Posted @ Sunday, July 06, 2014 5:39 PM by Scott
First injury was February of 2013 during a basketball game. Exact date of tear is undetermined as my knee injury recurred several times due to various activities. Still able to play basketball with a brace, though I don't go all out. I don't limp so much as walk with an almost unnoticabley different gait. Doctor said it was a tear with possibly a meniscal issue. Surgery is tomorrow and I was wondering if I could get any feedback.
Posted @ Wednesday, July 16, 2014 2:03 AM by Jenn
I am six weeks post-op and posted earlier about living for 22years without acl. The deciding factor was the bucket handle medial meniscus tear. Doc said I would continue to have unstable knee. Here is my advice...start taking fish oil, glucosamine, and chrondroitin supplements ASAP. Also, ice is your friend. The first two weeks is pretty bad, but by week four you will be doing ok. Listen to your body, your doc, and p.t, what kind of graft are you doing?
Posted @ Wednesday, July 16, 2014 1:45 PM by sheree
I have undergone ACL Reconstruction surgery on 08.08.2013, But still i am feeling pain in my knee, Still not able to use stairs comfertably.Some times i feel like my knee is not locking. Can any one suggest me for the further steps
Posted @ Tuesday, July 22, 2014 11:06 PM by Guru
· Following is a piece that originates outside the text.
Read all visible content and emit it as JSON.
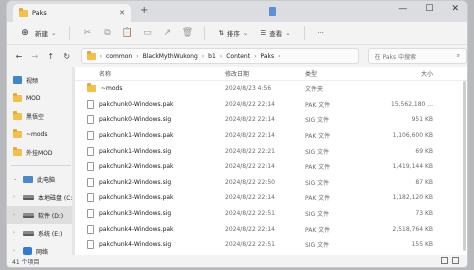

Post Comment
Name
 *
Email
 *
Website (optional)
Comment
 *

Allowed tags: <a> link, <b> bold, <i> italics